Wednesday, April 8, 2015

A York Kind of Birthday

I'll never forget Little Arrow's first birthday party. I held back tears through the entire night, not because my baby was turning 1, but because my husband and I had recently learned that we'd likely be moving to England. I was excited about the move, but we hadn't yet told our families, and as they gathered around our dining room table to sing Happy Birthday, I knew it would be his last family party for a while.

That's the trade-off on this expat thing. Leaving the life you know and love behind for a few years of incredible, exotic moments. We traded birthday parties with the family we miss so much for foreign museums and medieval gardens. Like Little Arrow celebrating his third birthday this past winter by spending the day in the beautiful, ancient city of York.

Our first stop (and quite frankly, what could have easily been our only stop of the day, as it's so big and so much fun) was the National Railway Museum. This is one of those museums that marries children's activities with adult fascinations extremely well. There was plenty for the boys to see and do that they found completely interesting, yet things my husband and I could learn from and enjoy also. Hands-on, but not in a way that deters grown ups without children from also visiting.

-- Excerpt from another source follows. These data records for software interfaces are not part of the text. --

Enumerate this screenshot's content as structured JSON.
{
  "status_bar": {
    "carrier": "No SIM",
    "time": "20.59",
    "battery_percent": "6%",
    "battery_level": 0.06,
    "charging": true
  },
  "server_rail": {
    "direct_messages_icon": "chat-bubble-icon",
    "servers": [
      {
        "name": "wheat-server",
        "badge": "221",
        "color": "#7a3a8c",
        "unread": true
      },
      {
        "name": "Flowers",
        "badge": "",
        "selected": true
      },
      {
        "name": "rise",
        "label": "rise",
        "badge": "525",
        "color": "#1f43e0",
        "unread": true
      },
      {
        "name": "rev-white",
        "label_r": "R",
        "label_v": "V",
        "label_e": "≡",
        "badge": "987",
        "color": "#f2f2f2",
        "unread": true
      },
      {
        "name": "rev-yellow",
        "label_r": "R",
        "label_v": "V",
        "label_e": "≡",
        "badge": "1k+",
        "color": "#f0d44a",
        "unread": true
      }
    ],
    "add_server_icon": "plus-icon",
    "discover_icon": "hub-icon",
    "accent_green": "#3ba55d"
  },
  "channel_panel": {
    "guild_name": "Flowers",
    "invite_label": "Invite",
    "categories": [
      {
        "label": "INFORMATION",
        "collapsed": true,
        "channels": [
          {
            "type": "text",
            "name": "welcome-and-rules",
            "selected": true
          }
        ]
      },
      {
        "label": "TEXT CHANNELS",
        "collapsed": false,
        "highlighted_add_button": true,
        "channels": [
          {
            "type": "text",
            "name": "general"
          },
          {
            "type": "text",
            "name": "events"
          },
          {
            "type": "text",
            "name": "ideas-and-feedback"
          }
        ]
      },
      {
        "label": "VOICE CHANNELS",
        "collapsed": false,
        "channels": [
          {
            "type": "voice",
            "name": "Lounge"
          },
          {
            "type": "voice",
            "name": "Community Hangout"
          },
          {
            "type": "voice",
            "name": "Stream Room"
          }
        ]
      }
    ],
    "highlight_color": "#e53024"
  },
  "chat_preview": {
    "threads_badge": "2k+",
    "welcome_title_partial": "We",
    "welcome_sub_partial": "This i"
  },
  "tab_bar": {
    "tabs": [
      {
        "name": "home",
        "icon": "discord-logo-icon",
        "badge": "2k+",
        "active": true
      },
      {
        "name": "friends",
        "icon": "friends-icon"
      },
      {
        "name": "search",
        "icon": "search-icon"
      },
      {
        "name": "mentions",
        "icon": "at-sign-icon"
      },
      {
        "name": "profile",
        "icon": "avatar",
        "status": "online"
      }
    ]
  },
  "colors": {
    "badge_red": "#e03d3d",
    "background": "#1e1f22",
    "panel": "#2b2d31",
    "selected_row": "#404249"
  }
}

Friday, March 6, 2015

A Reason to Return to the Algarve: Ponta da Piedade

As we embarked on our move to England, our list of places to see in Europe while we lived here was long. We quickly came to the realization that we wouldn't get to see it all, especially if we wanted to travel at a pace that allows us to actually enjoy the experience. So there was an unspoken rule that we wouldn't go somewhere more than once while we were here.

Rules are meant to be broken though, right?

Of all the trips we've taken in the last couple of years, I came home from Portugal last December overwhelmed by how much I loved it there, and yet somewhat unfulfilled, knowing we hadn't seen as much as I wanted. The cover of my Frommer's guidebook called out to me... that majestic site, Ponta da Piedade, was only 30 minutes from our resort in the Algarve but we never saw it.

Thursday, February 26, 2015

Chateau de Vaux le Vicomte near Paris

Like kids all over the world, my boys opened up a brand new tub of Legos on Christmas morning. I  read the age description on the box: suitable for 4-99, and thought, how rare to find something that can be enjoyed by such a wide range of ages.

And that's the task I had ahead of me when trying to find a day trip destination from Paris suitable for a multigenerational group of nine during our Christmas trip. I knew a break from the city during a week-long trip would be both pleasant and necessary. We all crave an escape from the crowds and the fast pace after a while. So I read up on a lot of the usual suspects. Versailles sounded way too big and unmanageable for our crew of nine to navigate in a few hours. Given the typical weather in December and January, Giverny and Normandy didn't sound like good options with young children either.

I somehow stumbled upon Chateau de Vaux le Vicomte's website. And I just had a hunch it was a good fit for us. It was probably my favorite day of the trip, as it was so peaceful and beautiful, and yet still decidedly French from beginning to end. We barely had to share the place with anyone else. The Christmas d├ęcor was unlike anything I'd seen before. Gorgeous, but not gaudy. The kids were pretty mesmerized by the whole experience, too.